It’s been four years since Rilo Kiley‘s first tour and they show no sign of slowing down.
Compared to their first two month tour in 2001, in 2005 they’ll be clocking about seven months on the road. With the leap from a fifteen passenger van to a full-on tour bus, the shift marks a change in their on-the-road lifestyle.
“There comes a time in touring when you want to play more shows that are further spread out and you’re just doing so much touring and making enough money to where you can do that,” said Jason Boesel, the drummer for Rilo Kiley. “You know [to] be better to yourself so you can be out there for longer and last longer.”
The touring can take a toll on inner band relations, but with six years under their belt Rilo Kiley always bounces back.
“I don’t think it’s ever been easy,” he continues, “That’s the sort of weird dynamic of our band. I think we fight sometimes and hate each other for short periods but it always sort of smooths out and comes out at the other end. I think certainly traveling in a bus and having more than one hotel room for everyone to sleep in….that all helps.”

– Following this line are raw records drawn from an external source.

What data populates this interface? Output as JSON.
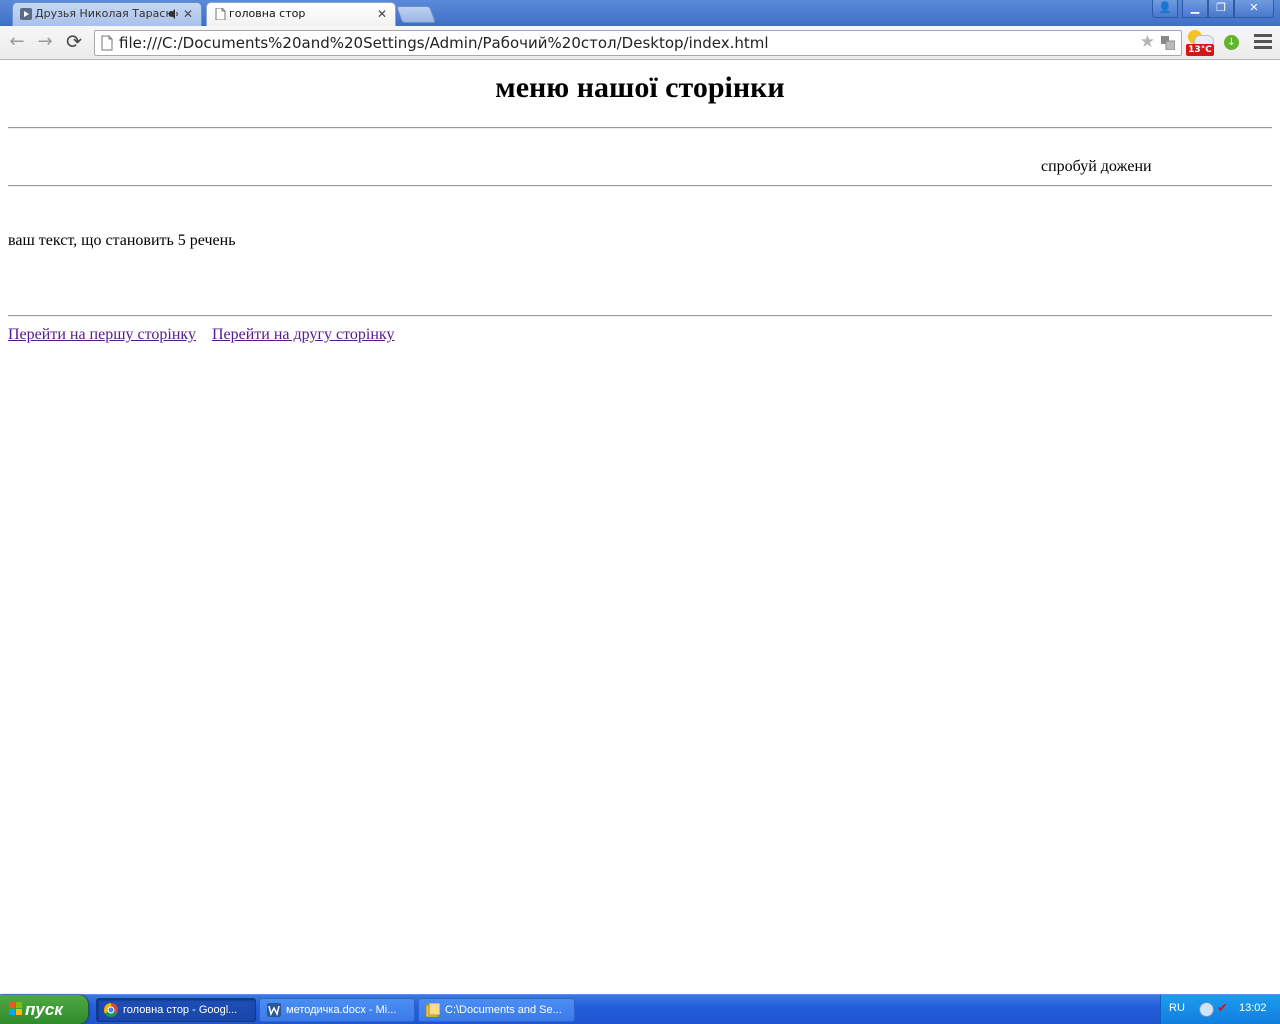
{
  "browser": {
    "tabs": [
      {
        "label": "Друзья Николая Тарасю",
        "active": false,
        "audio": true
      },
      {
        "label": "головна стор",
        "active": true,
        "audio": false
      }
    ],
    "tab_close_glyph": "✕",
    "window_controls": {
      "user": "👤",
      "minimize": "▁",
      "restore": "❐",
      "close": "✕"
    },
    "nav": {
      "back": "←",
      "forward": "→",
      "reload": "⟳"
    },
    "address": "file:///C:/Documents%20and%20Settings/Admin/Рабочий%20стол/Desktop/index.html",
    "weather_temp": "13°C"
  },
  "page": {
    "heading": "меню нашої сторінки",
    "try_text": "спробуй дожени",
    "body_text": "ваш текст, що становить 5 речень",
    "links": [
      "Перейти на першу сторінку",
      "Перейти на другу сторінку"
    ]
  },
  "taskbar": {
    "start_label": "пуск",
    "tasks": [
      {
        "label": "головна стор - Googl...",
        "active": true
      },
      {
        "label": "методичка.docx - Mi...",
        "active": false
      },
      {
        "label": "C:\\Documents and Se...",
        "active": false
      }
    ],
    "tray": {
      "lang": "RU",
      "clock": "13:02"
    }
  },
  "colors": {
    "link_visited": "#551a8b",
    "taskbar_blue": "#245edb",
    "start_green": "#3a9a35",
    "titlebar_blue": "#4a7ad0"
  }
}
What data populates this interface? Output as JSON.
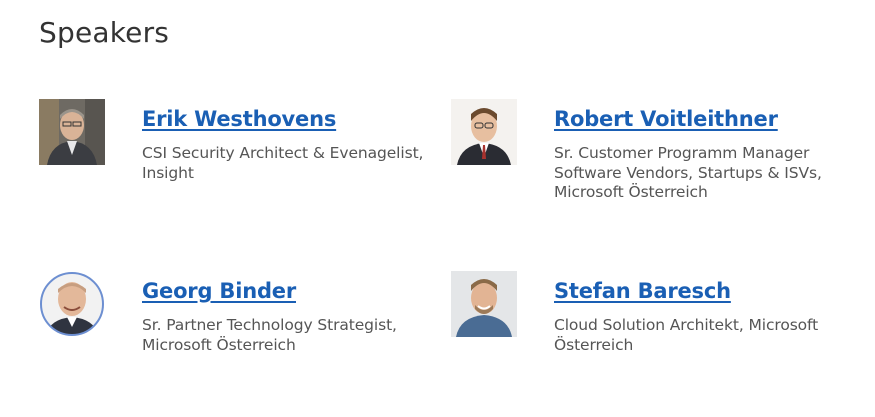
{
  "section": {
    "title": "Speakers"
  },
  "speakers": [
    {
      "name": "Erik Westhovens",
      "role": "CSI Security Architect & Evenagelist, Insight"
    },
    {
      "name": "Robert Voitleithner",
      "role": "Sr. Customer Programm Manager Software Vendors, Startups & ISVs, Microsoft Österreich"
    },
    {
      "name": "Georg Binder",
      "role": "Sr. Partner Technology Strategist, Microsoft Österreich"
    },
    {
      "name": "Stefan Baresch",
      "role": "Cloud Solution Architekt, Microsoft Österreich"
    }
  ],
  "colors": {
    "link": "#1a5fb4",
    "text": "#555555",
    "heading": "#333333"
  }
}
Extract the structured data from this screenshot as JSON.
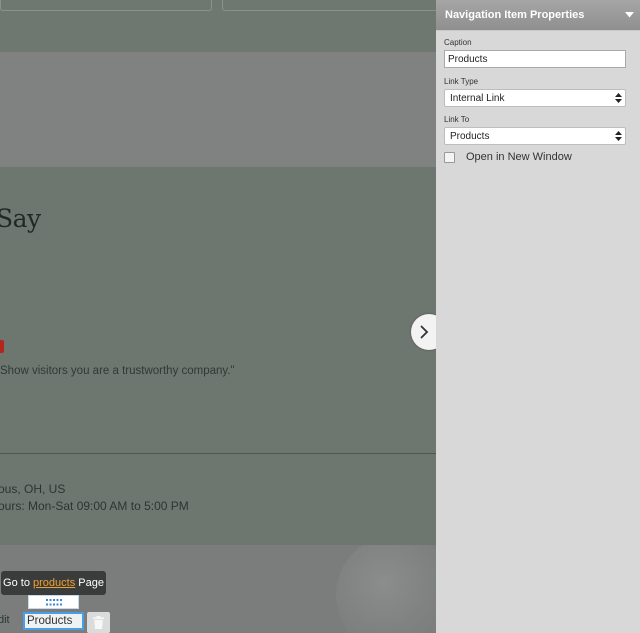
{
  "canvas": {
    "heading": "Say",
    "quote": "Show visitors you are a trustworthy company.\"",
    "address_line": "ous, OH, US",
    "hours_line": "ours: Mon-Sat 09:00 AM to 5:00 PM",
    "edit_word": "dit",
    "tooltip": {
      "prefix": "Go to",
      "link": "products",
      "suffix": "Page"
    },
    "inline_input_value": "Products"
  },
  "panel": {
    "title": "Navigation Item Properties",
    "caption_label": "Caption",
    "caption_value": "Products",
    "link_type_label": "Link Type",
    "link_type_value": "Internal Link",
    "link_to_label": "Link To",
    "link_to_value": "Products",
    "new_window_label": "Open in New Window"
  }
}
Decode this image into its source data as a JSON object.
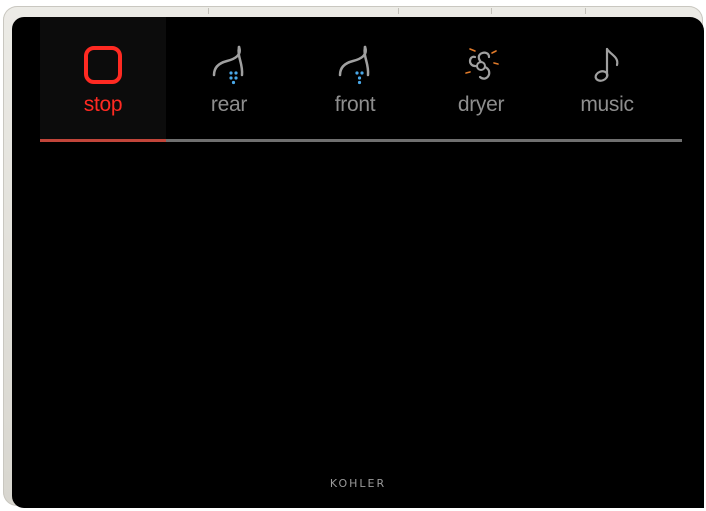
{
  "tabs": [
    {
      "id": "stop",
      "label": "stop",
      "icon": "stop-square-icon",
      "active": true
    },
    {
      "id": "rear",
      "label": "rear",
      "icon": "rear-wash-spray-icon",
      "active": false
    },
    {
      "id": "front",
      "label": "front",
      "icon": "front-wash-spray-icon",
      "active": false
    },
    {
      "id": "dryer",
      "label": "dryer",
      "icon": "dryer-fan-icon",
      "active": false
    },
    {
      "id": "music",
      "label": "music",
      "icon": "music-note-icon",
      "active": false
    }
  ],
  "brand": "KOHLER",
  "colors": {
    "active_accent": "#ff2a22",
    "inactive_text": "#8e8e8e",
    "screen_background": "#000000",
    "spray_blue": "#4aa8e8",
    "dryer_orange": "#e07a2a"
  }
}
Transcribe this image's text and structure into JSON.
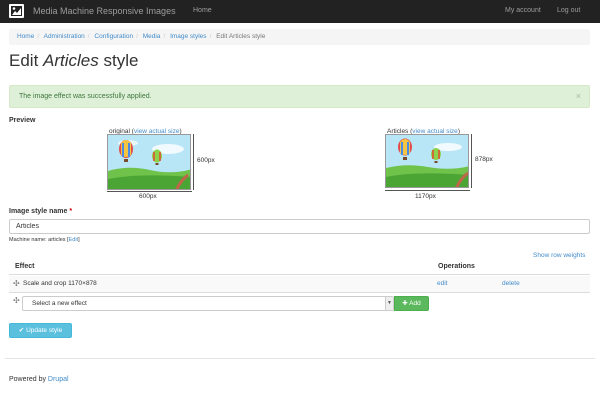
{
  "navbar": {
    "brand": "Media Machine Responsive Images",
    "home": "Home",
    "my_account": "My account",
    "logout": "Log out"
  },
  "breadcrumb": [
    "Home",
    "Administration",
    "Configuration",
    "Media",
    "Image styles",
    "Edit Articles style"
  ],
  "page": {
    "title_prefix": "Edit ",
    "title_em": "Articles",
    "title_suffix": " style"
  },
  "alert": {
    "message": "The image effect was successfully applied.",
    "close": "×"
  },
  "preview": {
    "label": "Preview",
    "original": {
      "caption": "original (",
      "link": "view actual size",
      "close": ")",
      "width_label": "600px",
      "height_label": "600px"
    },
    "styled": {
      "caption": "Articles (",
      "link": "view actual size",
      "close": ")",
      "width_label": "1170px",
      "height_label": "878px"
    }
  },
  "form": {
    "name_label": "Image style name",
    "required_mark": "*",
    "name_value": "Articles",
    "machine_prefix": "Machine name: articles [",
    "machine_edit": "Edit",
    "machine_suffix": "]"
  },
  "table": {
    "row_weights": "Show row weights",
    "col_effect": "Effect",
    "col_operations": "Operations",
    "rows": [
      {
        "effect": "Scale and crop 1170×878",
        "edit": "edit",
        "delete": "delete"
      }
    ],
    "new_effect_placeholder": "Select a new effect",
    "add_button": "Add"
  },
  "actions": {
    "update": "Update style"
  },
  "footer": {
    "text": "Powered by ",
    "link": "Drupal"
  },
  "colors": {
    "navbar": "#222222",
    "link": "#428bca",
    "alert_bg": "#dff0d8",
    "add_button": "#5cb85c",
    "update_button": "#5bc0de"
  }
}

The newfound luxury is admittedly being paid straight out of their own pocketbooks, but it’s a necessary expense at this point in the music game for them. Jason has doubts on how far they would get if they if they didn’t work amongst friends with like minded characteristics, “I think we like to work with our friends or at least people we feel like we could be friends with. If someone is talented but we don’t like them we typically wouldn’t use them…I think especially we’re kind of a tough group to jump into and hang out with.”
When asked why, he responds, “Well, we have a very stylized jargon to our group and some intense personalities. I think there are some just people that naturally fall in and love it, but if not, it’s kind of rough.”
Intense personalities aside, the group has established an all-star indie cast of like minded producers that were clearly able to capture, continue and expound upon the Rilo Kiley sound for their latest release, More Adventures. Signature marks are sprinkled throughout the album, including the hand of Jimmy Tamborello (Postal Service) on the track “Accidental Death ” (sic) adding more synthetic and glitchy elements to the poppy tendencies of Rilo Kiley. “Portions for Foxes” is one of the heavier tracks on the album, which was molded by Mark Trombino, who is best known for his involvement with Drive Like Jehu and Rocket from the Crypt projects. Mike Mogis worked on their last two albums, lending his Saddle Creek flavor to their well crafted pop style.
In past tours Rilo Kiley was forging new territory to grow their fan base. Today they have a good lot of people supporting the group so it’s less of a focus, and the band seems to be coming into their own. On the new album, this has allowed them to deepen their use of the studio, and it shows.
Jason expounds, “I think the last one we dabbled in a little bit, using strings and stuff, but this one we really wanted to make it sound like a “real” record, the records we grew up on.”
This seems evident on a few distinct tracks that seem to be inspired by records from their past, the 70’s AM Gold hits, and even some lilting country a la Patsy Cline. “There’s a certain point in most peoples lives that you realize the kind of music you grew up almost hating…in a weird way, you know, because you heard it so much you didn’t really understand music yet…it sounded strange to you. All of a sudden, one day, it becomes your deepest connection with music. I think inevitably [it] makes you emulate a little bit here and there, and that’s what we did on a couple songs.”
They have never taken their partnerships in music lightly, initially signing to the Seattle based Barsuk label and then moving onto to Saddle Creek for the release of Execution of All Things, being the the label’s first non-Nebraskan act. Their newest album marks the transition and birth of their own label Brute/Beaute; a joint venture where the band will continue to release their own work as well as the friends they hold dear…but not until they get back from touring.
Rilo Kiley is currently on a 19-date American tour and they will be heading overseas this summer to play the Glastonbury Festival in the UK, amongst other festivals included in their extensive European tour. For the Fall season they will be back in America as the opening act for Coldplay’s American tour. The band appears here in Denver this Monday, June 13 at the Gothic, playing with Feist and The Brunettes. Doors are at 8pm and tickets are $14.